SUPPLIED DATA:
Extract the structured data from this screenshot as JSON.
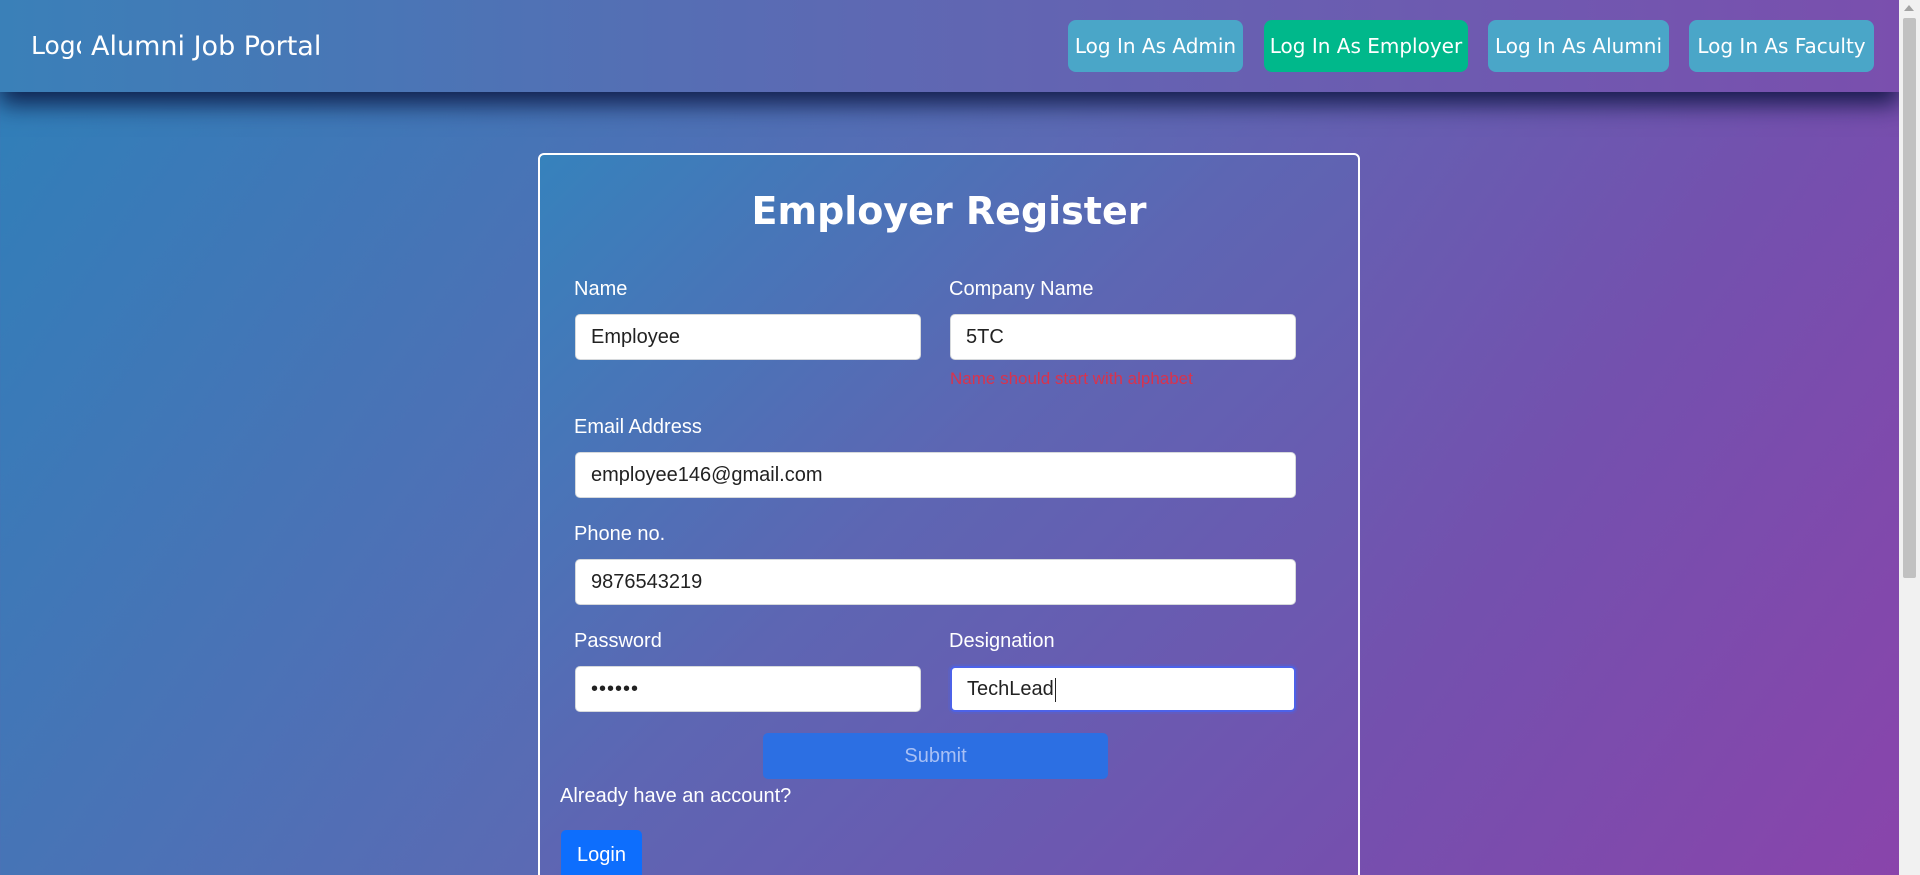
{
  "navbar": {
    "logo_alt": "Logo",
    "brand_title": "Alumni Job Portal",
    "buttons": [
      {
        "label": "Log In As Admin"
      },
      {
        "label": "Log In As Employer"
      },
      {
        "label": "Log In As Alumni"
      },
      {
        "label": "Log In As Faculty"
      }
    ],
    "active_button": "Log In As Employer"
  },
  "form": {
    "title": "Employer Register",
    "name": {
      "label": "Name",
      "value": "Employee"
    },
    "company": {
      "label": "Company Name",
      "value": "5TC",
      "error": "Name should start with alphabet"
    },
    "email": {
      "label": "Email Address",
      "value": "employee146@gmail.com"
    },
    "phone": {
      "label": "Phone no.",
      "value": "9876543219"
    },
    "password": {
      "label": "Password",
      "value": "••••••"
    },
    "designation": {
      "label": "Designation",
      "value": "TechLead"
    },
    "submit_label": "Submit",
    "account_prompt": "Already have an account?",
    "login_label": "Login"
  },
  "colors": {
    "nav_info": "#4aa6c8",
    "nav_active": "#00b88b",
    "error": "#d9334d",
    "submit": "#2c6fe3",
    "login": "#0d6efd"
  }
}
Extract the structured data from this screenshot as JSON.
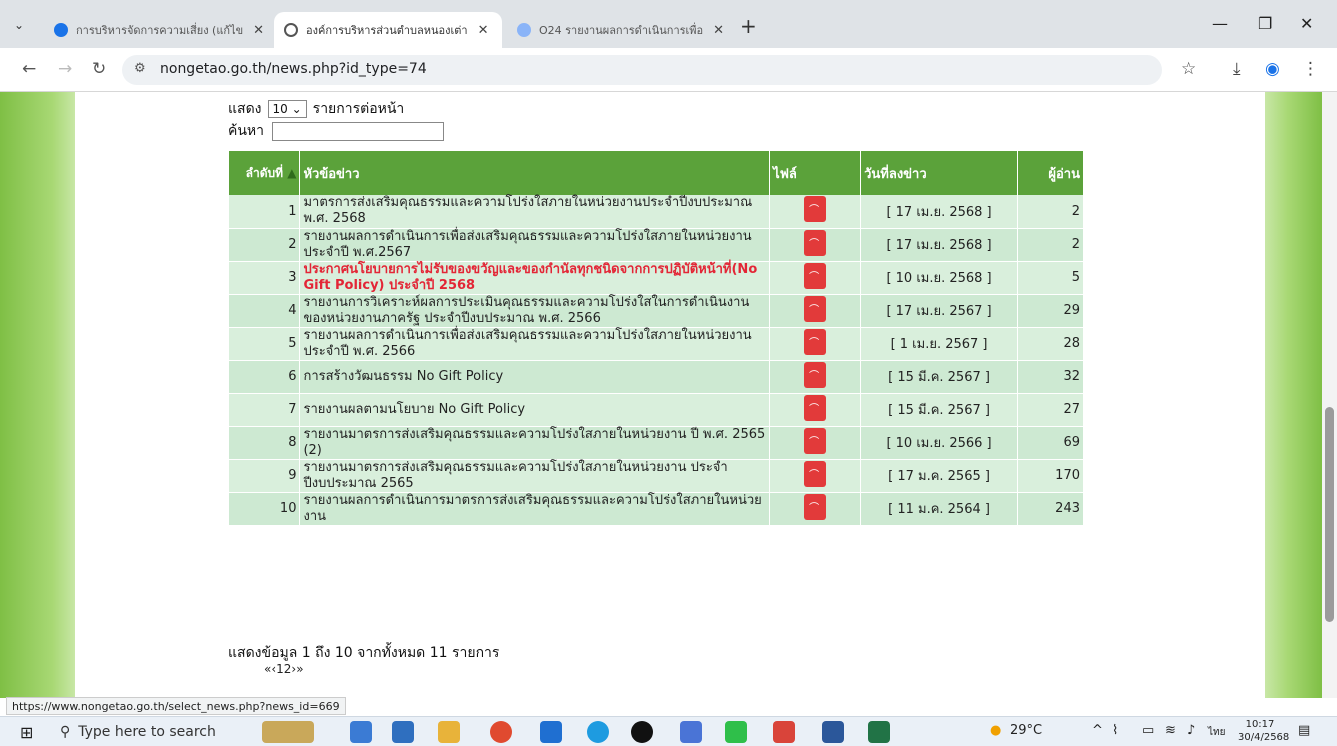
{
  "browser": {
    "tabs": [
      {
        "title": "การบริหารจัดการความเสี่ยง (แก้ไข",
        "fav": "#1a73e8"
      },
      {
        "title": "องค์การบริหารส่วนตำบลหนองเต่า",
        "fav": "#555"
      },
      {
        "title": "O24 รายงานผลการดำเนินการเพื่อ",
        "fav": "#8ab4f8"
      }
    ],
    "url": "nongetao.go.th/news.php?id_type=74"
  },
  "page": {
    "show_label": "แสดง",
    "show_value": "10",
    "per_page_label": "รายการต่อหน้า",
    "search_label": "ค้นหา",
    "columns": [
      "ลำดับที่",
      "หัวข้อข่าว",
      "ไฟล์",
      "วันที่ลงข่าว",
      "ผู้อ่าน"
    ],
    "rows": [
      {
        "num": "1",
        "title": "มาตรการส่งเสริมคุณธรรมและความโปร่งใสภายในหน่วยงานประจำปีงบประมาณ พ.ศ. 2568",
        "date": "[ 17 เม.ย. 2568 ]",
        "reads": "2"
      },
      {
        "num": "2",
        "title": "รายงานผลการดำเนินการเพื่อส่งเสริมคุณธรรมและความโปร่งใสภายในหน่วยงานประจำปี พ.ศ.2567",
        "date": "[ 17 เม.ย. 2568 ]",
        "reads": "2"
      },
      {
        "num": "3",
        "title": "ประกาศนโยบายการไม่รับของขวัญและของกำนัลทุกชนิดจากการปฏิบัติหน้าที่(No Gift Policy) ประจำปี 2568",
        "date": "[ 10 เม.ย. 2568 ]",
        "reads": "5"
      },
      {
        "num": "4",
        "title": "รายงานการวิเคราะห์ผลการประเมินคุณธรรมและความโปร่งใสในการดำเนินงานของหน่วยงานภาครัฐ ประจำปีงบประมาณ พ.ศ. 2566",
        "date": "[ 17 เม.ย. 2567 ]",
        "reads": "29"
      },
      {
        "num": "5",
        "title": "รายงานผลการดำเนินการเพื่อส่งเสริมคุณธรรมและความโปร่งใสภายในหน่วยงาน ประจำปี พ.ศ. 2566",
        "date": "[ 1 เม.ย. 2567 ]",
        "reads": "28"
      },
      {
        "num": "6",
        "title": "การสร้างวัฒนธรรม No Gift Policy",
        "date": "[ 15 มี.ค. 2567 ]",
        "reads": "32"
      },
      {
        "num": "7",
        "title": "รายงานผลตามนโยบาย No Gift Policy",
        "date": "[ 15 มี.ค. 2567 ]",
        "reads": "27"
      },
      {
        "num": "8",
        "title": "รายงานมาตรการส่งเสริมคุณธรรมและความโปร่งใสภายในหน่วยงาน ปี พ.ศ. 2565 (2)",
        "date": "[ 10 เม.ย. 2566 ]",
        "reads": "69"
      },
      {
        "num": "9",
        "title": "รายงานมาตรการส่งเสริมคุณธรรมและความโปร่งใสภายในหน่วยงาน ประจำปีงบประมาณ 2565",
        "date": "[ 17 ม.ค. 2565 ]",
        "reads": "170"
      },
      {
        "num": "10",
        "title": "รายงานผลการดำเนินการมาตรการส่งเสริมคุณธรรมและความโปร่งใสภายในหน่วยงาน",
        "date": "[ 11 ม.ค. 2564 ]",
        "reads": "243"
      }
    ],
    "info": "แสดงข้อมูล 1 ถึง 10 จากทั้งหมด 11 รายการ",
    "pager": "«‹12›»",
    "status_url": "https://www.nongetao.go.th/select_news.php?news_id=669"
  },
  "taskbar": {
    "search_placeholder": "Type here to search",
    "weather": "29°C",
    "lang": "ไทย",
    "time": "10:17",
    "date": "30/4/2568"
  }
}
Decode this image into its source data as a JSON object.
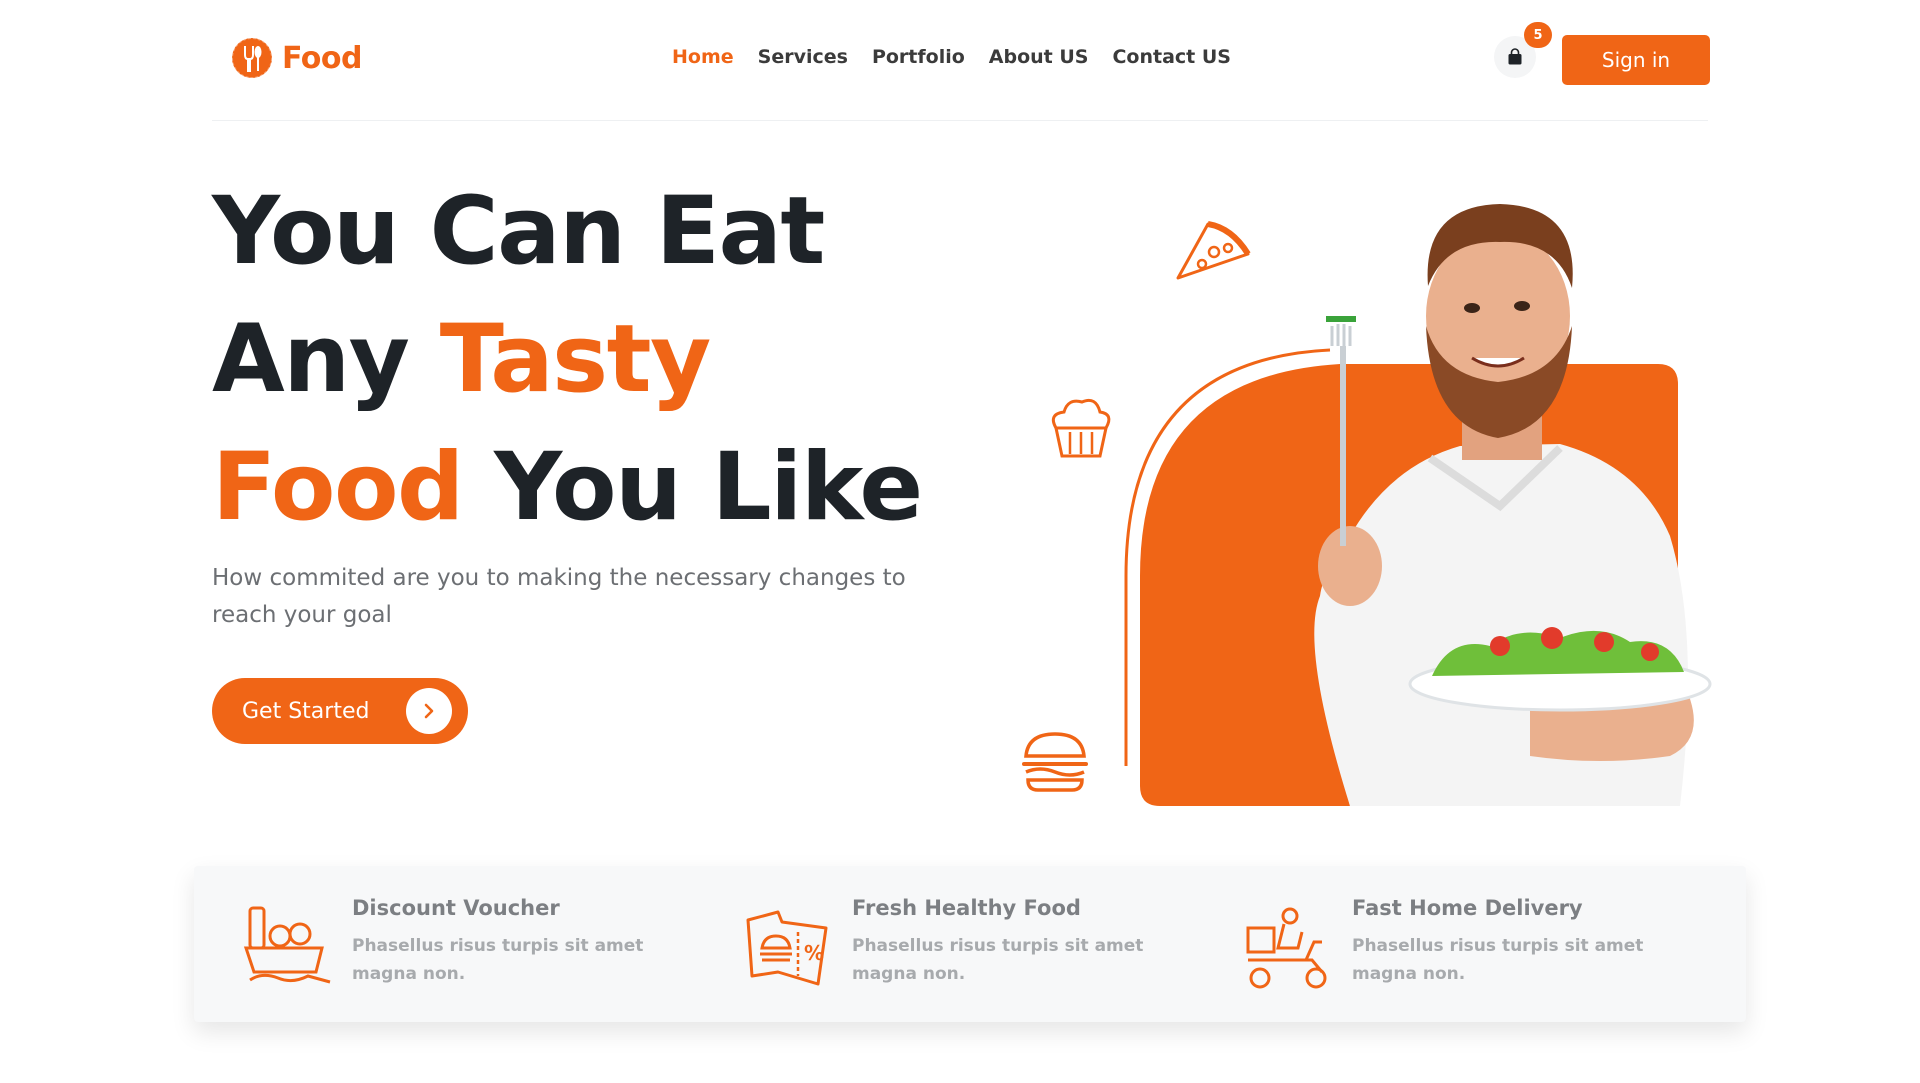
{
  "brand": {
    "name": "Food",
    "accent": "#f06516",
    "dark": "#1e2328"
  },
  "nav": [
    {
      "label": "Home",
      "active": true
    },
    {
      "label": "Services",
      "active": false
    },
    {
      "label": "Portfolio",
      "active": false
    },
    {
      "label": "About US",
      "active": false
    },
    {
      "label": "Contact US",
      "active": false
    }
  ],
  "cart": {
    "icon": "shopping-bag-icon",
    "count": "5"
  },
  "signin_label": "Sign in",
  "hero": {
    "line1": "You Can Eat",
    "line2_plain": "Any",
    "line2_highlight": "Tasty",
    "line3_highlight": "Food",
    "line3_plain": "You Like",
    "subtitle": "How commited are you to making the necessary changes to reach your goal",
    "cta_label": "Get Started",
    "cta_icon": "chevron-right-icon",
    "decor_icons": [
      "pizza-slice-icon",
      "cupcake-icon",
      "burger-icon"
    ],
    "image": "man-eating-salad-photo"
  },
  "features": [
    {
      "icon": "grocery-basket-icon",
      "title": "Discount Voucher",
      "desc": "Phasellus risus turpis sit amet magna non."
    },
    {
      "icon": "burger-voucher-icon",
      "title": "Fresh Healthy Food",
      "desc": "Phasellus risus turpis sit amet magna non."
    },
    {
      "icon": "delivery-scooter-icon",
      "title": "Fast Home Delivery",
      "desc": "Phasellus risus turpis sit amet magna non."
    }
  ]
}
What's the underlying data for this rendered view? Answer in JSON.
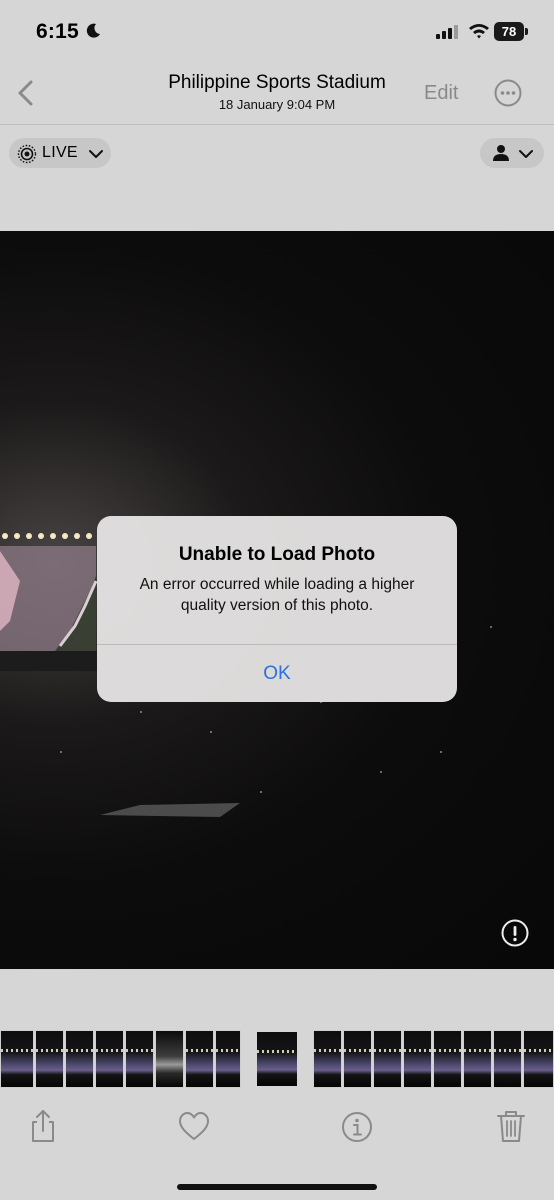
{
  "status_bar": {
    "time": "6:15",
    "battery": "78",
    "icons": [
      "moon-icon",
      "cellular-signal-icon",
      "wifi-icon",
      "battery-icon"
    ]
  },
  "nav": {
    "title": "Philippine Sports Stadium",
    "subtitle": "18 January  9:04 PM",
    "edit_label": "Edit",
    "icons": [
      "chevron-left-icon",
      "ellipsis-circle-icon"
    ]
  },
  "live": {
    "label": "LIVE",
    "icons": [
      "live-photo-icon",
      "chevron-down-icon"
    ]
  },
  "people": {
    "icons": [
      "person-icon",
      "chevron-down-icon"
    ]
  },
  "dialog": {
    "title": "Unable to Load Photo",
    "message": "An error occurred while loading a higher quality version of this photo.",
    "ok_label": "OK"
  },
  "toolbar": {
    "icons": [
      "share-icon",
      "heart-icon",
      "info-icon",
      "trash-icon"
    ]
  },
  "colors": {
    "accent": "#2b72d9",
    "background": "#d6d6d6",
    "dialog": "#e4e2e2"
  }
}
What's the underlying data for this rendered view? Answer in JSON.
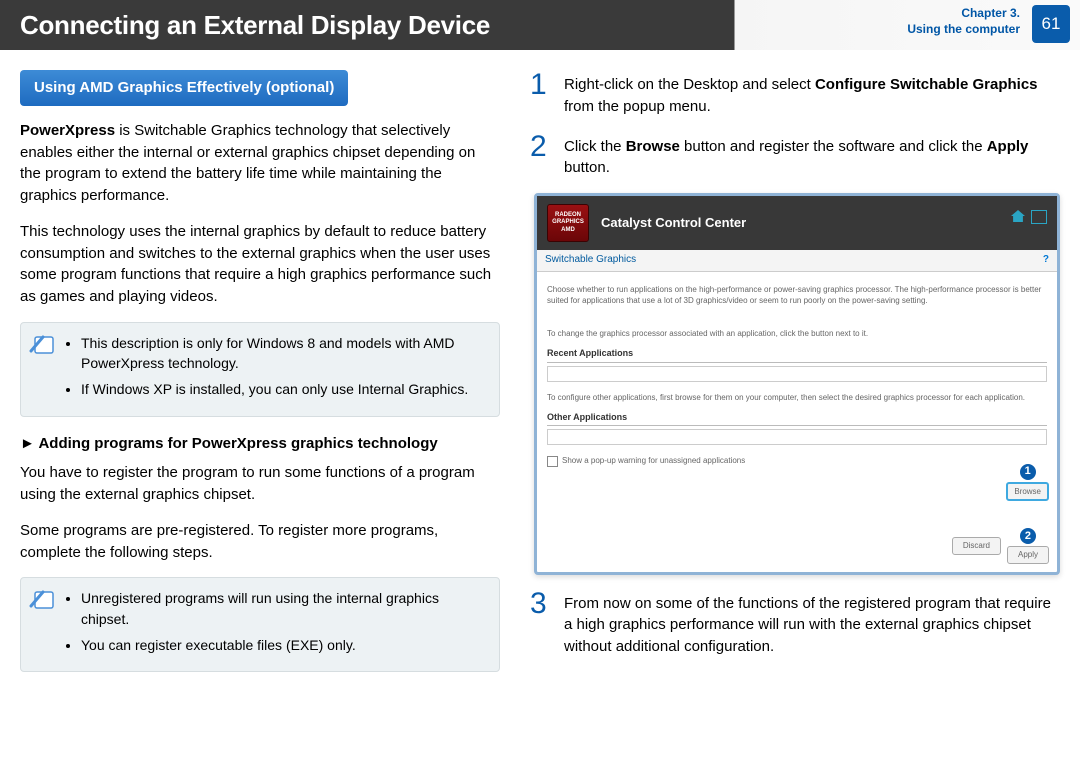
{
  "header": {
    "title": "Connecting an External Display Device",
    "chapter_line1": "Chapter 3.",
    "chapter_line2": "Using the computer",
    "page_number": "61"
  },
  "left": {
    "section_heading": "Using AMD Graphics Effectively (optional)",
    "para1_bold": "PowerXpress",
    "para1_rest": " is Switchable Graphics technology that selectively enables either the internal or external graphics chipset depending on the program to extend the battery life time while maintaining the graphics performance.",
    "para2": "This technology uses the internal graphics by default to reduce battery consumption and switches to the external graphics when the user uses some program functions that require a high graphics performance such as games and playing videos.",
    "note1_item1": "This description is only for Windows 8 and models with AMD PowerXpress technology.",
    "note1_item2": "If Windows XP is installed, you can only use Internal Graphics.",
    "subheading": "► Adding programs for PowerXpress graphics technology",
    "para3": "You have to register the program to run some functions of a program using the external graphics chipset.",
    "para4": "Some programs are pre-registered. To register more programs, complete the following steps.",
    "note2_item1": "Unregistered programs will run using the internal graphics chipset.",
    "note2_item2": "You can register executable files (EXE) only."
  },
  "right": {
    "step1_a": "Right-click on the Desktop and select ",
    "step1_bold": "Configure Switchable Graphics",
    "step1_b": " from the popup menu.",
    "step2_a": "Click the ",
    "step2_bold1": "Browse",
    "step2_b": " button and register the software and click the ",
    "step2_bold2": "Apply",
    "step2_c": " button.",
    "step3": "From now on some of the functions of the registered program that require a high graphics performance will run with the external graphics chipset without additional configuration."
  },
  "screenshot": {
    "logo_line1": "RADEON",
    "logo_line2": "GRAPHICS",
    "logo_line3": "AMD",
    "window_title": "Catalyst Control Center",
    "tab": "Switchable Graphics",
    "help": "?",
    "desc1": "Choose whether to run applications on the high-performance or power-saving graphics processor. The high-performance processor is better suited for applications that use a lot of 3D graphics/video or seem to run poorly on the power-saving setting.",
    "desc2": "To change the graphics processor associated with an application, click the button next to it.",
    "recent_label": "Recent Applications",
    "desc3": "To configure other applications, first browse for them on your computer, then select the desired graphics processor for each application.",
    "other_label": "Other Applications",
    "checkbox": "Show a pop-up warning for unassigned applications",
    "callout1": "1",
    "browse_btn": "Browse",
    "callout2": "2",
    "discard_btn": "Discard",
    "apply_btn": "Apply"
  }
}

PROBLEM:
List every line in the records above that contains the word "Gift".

ANSWER TO THE PROBLEM:
        "title": "ประกาศนโยบายการไม่รับของขวัญและของกำนัลทุกชนิดจากการปฏิบัติหน้าที่(No Gift Policy) ประจำปี 2568",
        "title": "การสร้างวัฒนธรรม No Gift Policy",
        "title": "รายงานผลตามนโยบาย No Gift Policy",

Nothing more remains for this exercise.